Oh, I thought Mark was well aware of the problems with zinc.That would expain the ommision.Is my memory faulty, or was there much talk about zinc causing paint to become brittle at AMIEN before he died?Personally, I like the encylopedic nature of the Mayer book and find the index fairly easy to negotiate. I totally agree with what you said about trong opinions. I found them in both books, but I think it may be more difficult to discern opinion from fact in the Mayer book.Thanks Brian.Ron Francis.
People knew about the relative brittleness of zinc white oil paints for
quite a while. Most beleived that this small degree of brittleness was offset

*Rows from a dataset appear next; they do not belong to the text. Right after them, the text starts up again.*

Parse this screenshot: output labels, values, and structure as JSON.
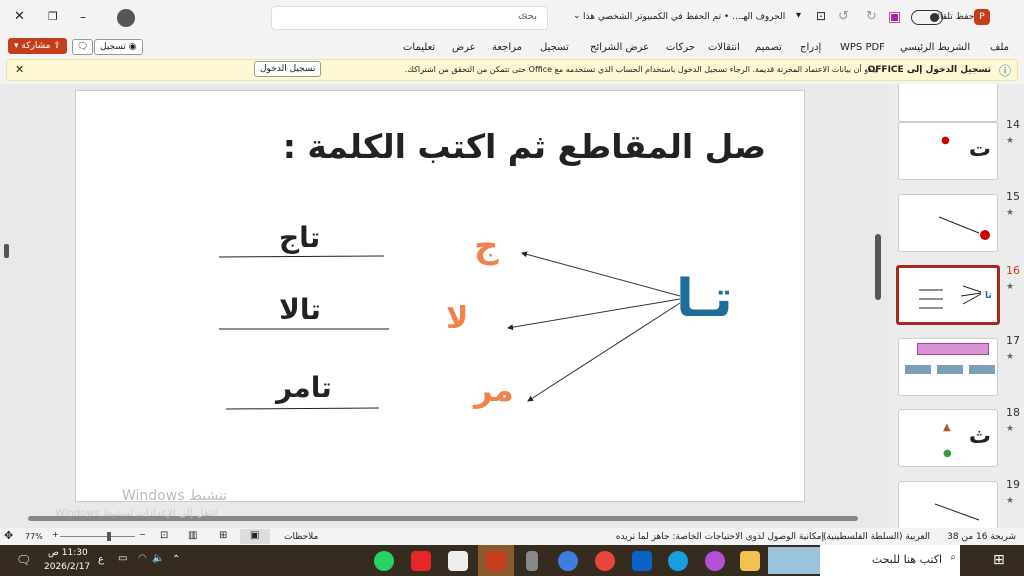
{
  "titlebar": {
    "autosave_label": "حفظ تلقائي",
    "doc_title": "الحروف الهـ... • تم الحفظ في الكمبيوتر الشخصي هذا",
    "search_placeholder": "بحث"
  },
  "ribbon": {
    "tabs": [
      "ملف",
      "الشريط الرئيسي",
      "WPS PDF",
      "إدراج",
      "تصميم",
      "انتقالات",
      "حركات",
      "عرض الشرائح",
      "تسجيل",
      "مراجعة",
      "عرض",
      "تعليمات"
    ],
    "record_button": "تسجيل",
    "share_button": "مشاركة"
  },
  "notification": {
    "title": "تسجيل الدخول إلى OFFICE",
    "message": "يبدو أن بيانات الاعتماد المخزنة قديمة. الرجاء تسجيل الدخول باستخدام الحساب الذي تستخدمه مع Office حتى تتمكن من التحقق من اشتراكك.",
    "signin_button": "تسجيل الدخول"
  },
  "slide": {
    "title": "صل المقاطع ثم اكتب الكلمة :",
    "source": "تـا",
    "syllables": [
      "ج",
      "لا",
      "مر"
    ],
    "words": [
      "تاج",
      "تالا",
      "تامر"
    ],
    "colors": {
      "source": "#1f6e99",
      "syllables": "#f0824a"
    }
  },
  "thumbnails": [
    {
      "number": "14"
    },
    {
      "number": "15"
    },
    {
      "number": "16",
      "selected": true
    },
    {
      "number": "17"
    },
    {
      "number": "18"
    },
    {
      "number": "19"
    }
  ],
  "watermark": {
    "line1": "تنشيط Windows",
    "line2": "انتقل إلى الإعدادات لتنشيط Windows"
  },
  "status": {
    "slide_counter": "شريحة 16 من 38",
    "language": "العربية (السلطة الفلسطينية)",
    "accessibility": "إمكانية الوصول لذوي الاحتياجات الخاصة: جاهز لما تريده",
    "notes": "ملاحظات",
    "zoom": "77%",
    "zoom_fraction": 0.62
  },
  "taskbar": {
    "search_placeholder": "اكتب هنا للبحث",
    "time": "11:30 ص",
    "date": "2026/2/17",
    "lang": "ع"
  }
}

by zinc white's more reactive nature in oil allowing for a much stronger paint film
than titanium alone. This is also why many in the industry added a small amount
of zinc white even to tubes solely labeled titanium white. It was the staple for tints. It is really very recent
that we have begun to understand the massive issues caused by zinc carboxylate
(soaps) formation and the speed at which these move through a paint film. Even
today, only the most forward thinking manufacturers have begun to reformulate
their paints based on this research.
All of these painting handbooks were written before the depth
of the zinc soap problem was understood. Of course, Mark's book was the most
recent and likely the subject would have been included in subsequent editions
if he had not passed away so young.
I'm not sure why but I presumed Mark's book (revised and expanded) was released after the Mecklenburg paper, but if my research is correct, it was published 6 years prior.Cheers.Ron Francis.